“It takes two weeks to create a habit or routine,” SFIA wrote in the report. “As the pandemic has lasted for over a year, many of these active people have dedicated time to participate. If Americans keep with their current lifestyle, they will continue contributing to the sales growth.”
The organization’s latest insights suggest concern for reduced participation and that consumer demand has been replaced almost universally by concerns of ongoing supply chain constraints and challenges.
Cove concluded in the letter, “Looking forward, the best news is Americans are thirsting to return to sports, fitness and outdoor recreation. The benefits of physical, mental and social health from an active lifestyle have probably never been more appreciated. And our industry is primed to respond and fulfill this need (if we can get past the supply chain challenges).”

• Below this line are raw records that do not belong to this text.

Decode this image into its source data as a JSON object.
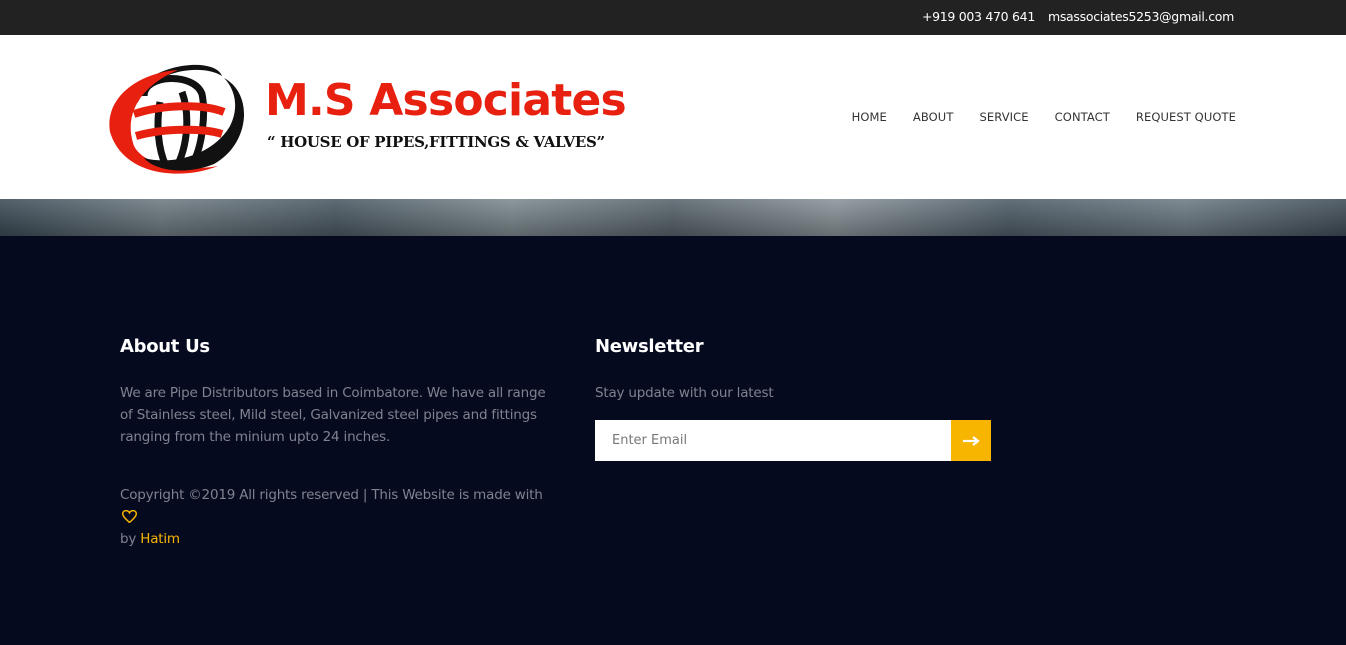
{
  "topbar": {
    "phone": "+919 003 470 641",
    "email": "msassociates5253@gmail.com"
  },
  "brand": {
    "name": "M.S Associates",
    "tagline": "“ HOUSE OF PIPES,FITTINGS & VALVES”"
  },
  "nav": {
    "items": [
      {
        "label": "HOME"
      },
      {
        "label": "ABOUT"
      },
      {
        "label": "SERVICE"
      },
      {
        "label": "CONTACT"
      },
      {
        "label": "REQUEST QUOTE"
      }
    ]
  },
  "footer": {
    "about": {
      "title": "About Us",
      "text": "We are Pipe Distributors based in Coimbatore. We have all range of Stainless steel, Mild steel, Galvanized steel pipes and fittings ranging from the minium upto 24 inches.",
      "copyright_prefix": "Copyright ©2019 All rights reserved | This Website is made with",
      "by": "by",
      "author": "Hatim"
    },
    "newsletter": {
      "title": "Newsletter",
      "text": "Stay update with our latest",
      "placeholder": "Enter Email"
    }
  },
  "colors": {
    "brand_red": "#e8200f",
    "accent": "#f7b500",
    "footer_bg": "#050a1f"
  },
  "icons": {
    "heart": "heart-icon",
    "arrow": "arrow-right-icon",
    "logo": "globe-logo-icon"
  }
}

Other findings in the report:
- The top five fastest-growing sports year-over-year were Skateboarding, up 34.2 percent; Surfing, 28.2 percent; Camping, 28.0 percent; Tennis, 22.4 percent; and Pickleball, 21.3 percent. Other activities with double-digit growth include Birdwatching, Hiking (Day), Camping (RV), Kayaking (Recreational), Table Tennis, Bicycling (Road/Paved Surface), Basketball, Fishing (Fly), and Fishing (Saltwater).
- Fitness clubs and team sports activities experienced nearly across the board declines in participation in 2020, although a few showed growth because they played informally at home or with the benefit of digital connection. Increases in participation included Basketball, 11.4 percent; Yoga, 7.7 percent; and Dumbbells/Hand Weights, 3.5 percent.
- In 2020, 46.3 percent of active Americans participated at a Core level, an SFIA classification of play occasions that reflect a commitment to an activity. While the increase from 2019 was slight, the gain reversed a multi-year trend of Casual participation rates that increased at the expense of Core rates.
- The trend toward physical activity rates, correlated to household income, reversed slightly, but the disparity remained significant.
- SFIA’s executive survey in early 2021 found that more businesses reported lower inventory levels and profitability than in 2019. Several executives said hesitancy in ramping back up to full pre-pandemic budgets with uncertainty around the economy’s recovery.
Photo courtesy Dick’s Sporting Goods/Reuters